Data under study Start Marker

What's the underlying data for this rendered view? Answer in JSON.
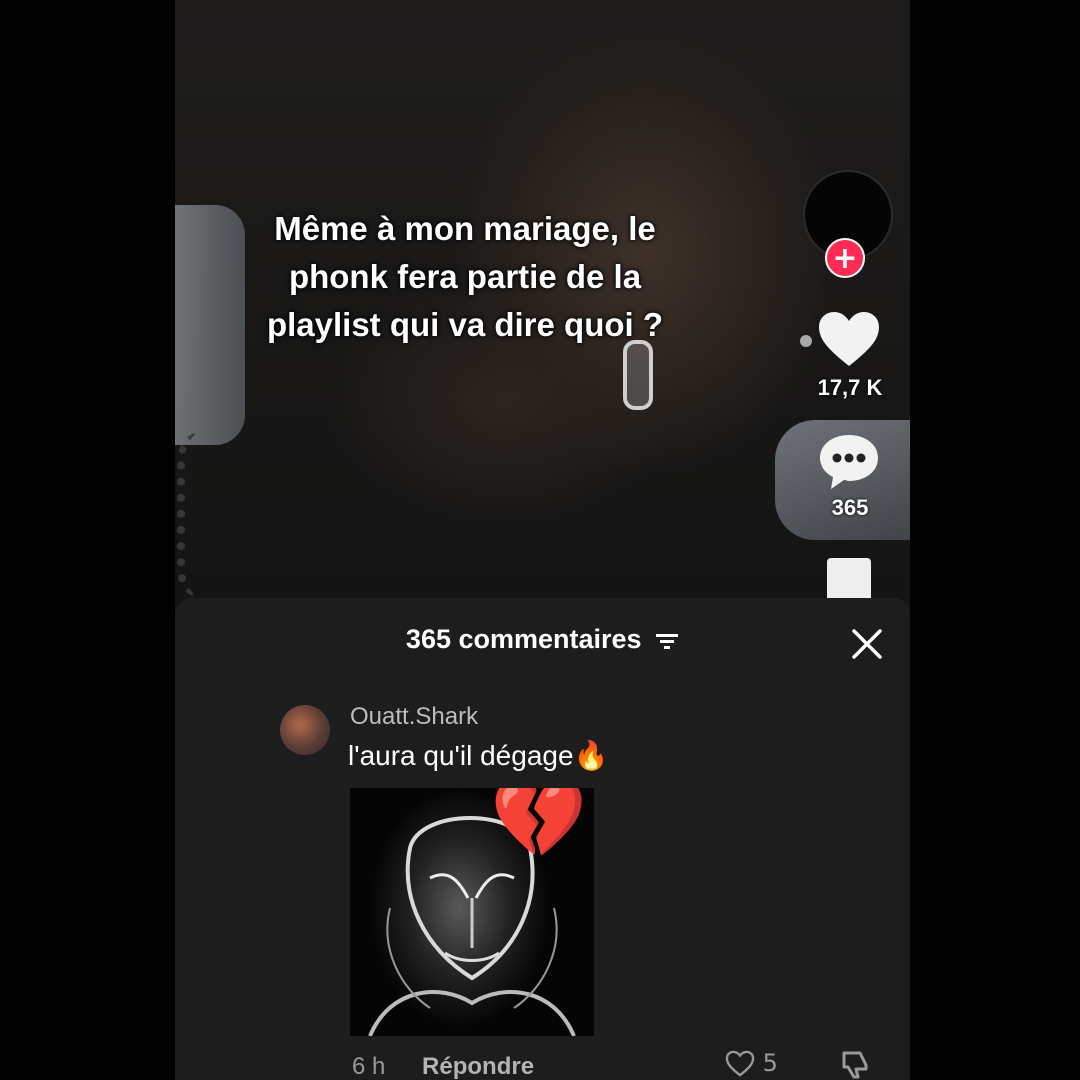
{
  "video": {
    "caption": "Même à mon mariage, le phonk fera partie de la playlist qui va dire quoi ?"
  },
  "actions": {
    "follow_icon": "plus-icon",
    "like_icon": "heart-icon",
    "like_count": "17,7 K",
    "comment_icon": "comment-bubble-icon",
    "comment_count": "365",
    "bookmark_icon": "bookmark-icon",
    "accent_color": "#fe2c55"
  },
  "comments_sheet": {
    "title": "365 commentaires",
    "filter_icon": "filter-icon",
    "close_icon": "close-icon",
    "comment": {
      "username": "Ouatt.Shark",
      "text": "l'aura qu'il dégage🔥",
      "sticker_emoji": "💔",
      "time": "6 h",
      "reply_label": "Répondre",
      "like_count": "5"
    }
  }
}
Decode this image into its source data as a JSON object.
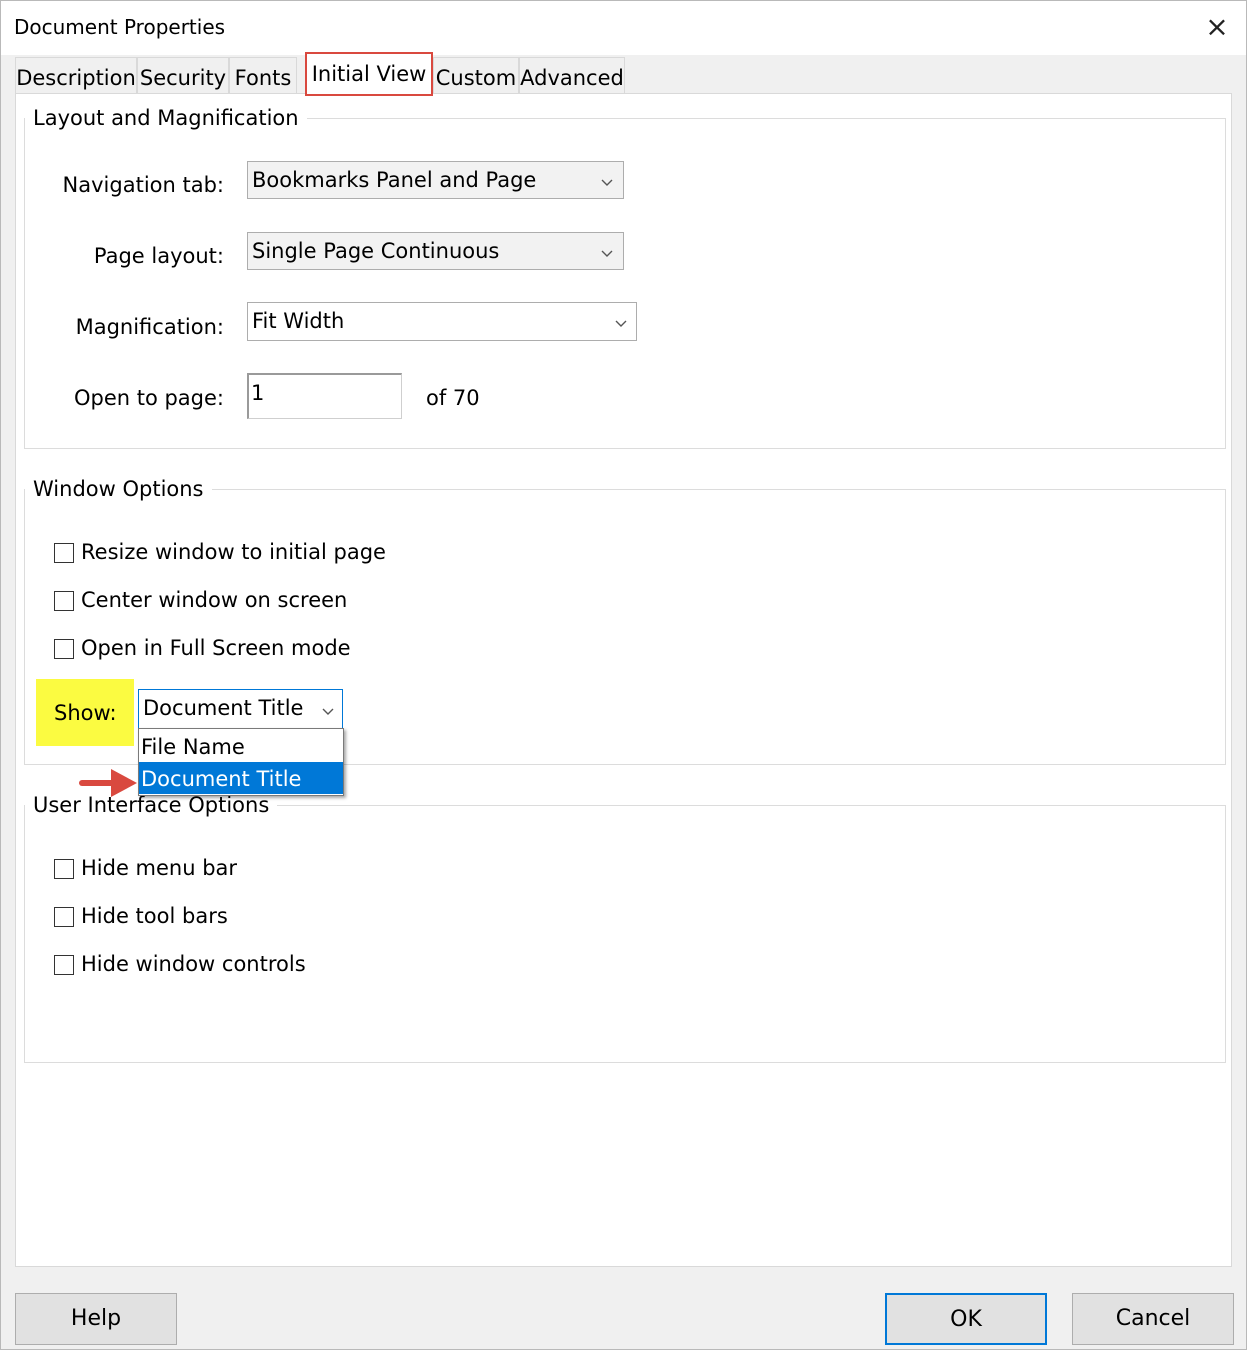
{
  "window": {
    "title": "Document Properties",
    "close_label": "×"
  },
  "tabs": [
    {
      "label": "Description"
    },
    {
      "label": "Security"
    },
    {
      "label": "Fonts"
    },
    {
      "label": "Initial View",
      "active": true
    },
    {
      "label": "Custom"
    },
    {
      "label": "Advanced"
    }
  ],
  "layout_group": {
    "title": "Layout and Magnification",
    "navigation_tab": {
      "label": "Navigation tab:",
      "value": "Bookmarks Panel and Page"
    },
    "page_layout": {
      "label": "Page layout:",
      "value": "Single Page Continuous"
    },
    "magnification": {
      "label": "Magnification:",
      "value": "Fit Width"
    },
    "open_to_page": {
      "label": "Open to page:",
      "value": "1",
      "total_text": "of 70"
    }
  },
  "window_group": {
    "title": "Window Options",
    "checkboxes": [
      {
        "label": "Resize window to initial page",
        "checked": false
      },
      {
        "label": "Center window on screen",
        "checked": false
      },
      {
        "label": "Open in Full Screen mode",
        "checked": false
      }
    ],
    "show": {
      "label": "Show:",
      "value": "Document Title",
      "options": [
        "File Name",
        "Document Title"
      ],
      "highlight_color": "#fbfb41"
    }
  },
  "ui_group": {
    "title": "User Interface Options",
    "checkboxes": [
      {
        "label": "Hide menu bar",
        "checked": false
      },
      {
        "label": "Hide tool bars",
        "checked": false
      },
      {
        "label": "Hide window controls",
        "checked": false
      }
    ]
  },
  "buttons": {
    "help": "Help",
    "ok": "OK",
    "cancel": "Cancel"
  },
  "colors": {
    "accent": "#0078d7",
    "annotation_red": "#d9493f"
  },
  "icons": {
    "close": "close-icon",
    "dropdown": "chevron-down-icon",
    "annotation": "red-arrow-icon"
  }
}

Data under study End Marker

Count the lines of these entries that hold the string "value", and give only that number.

• Answer space: 5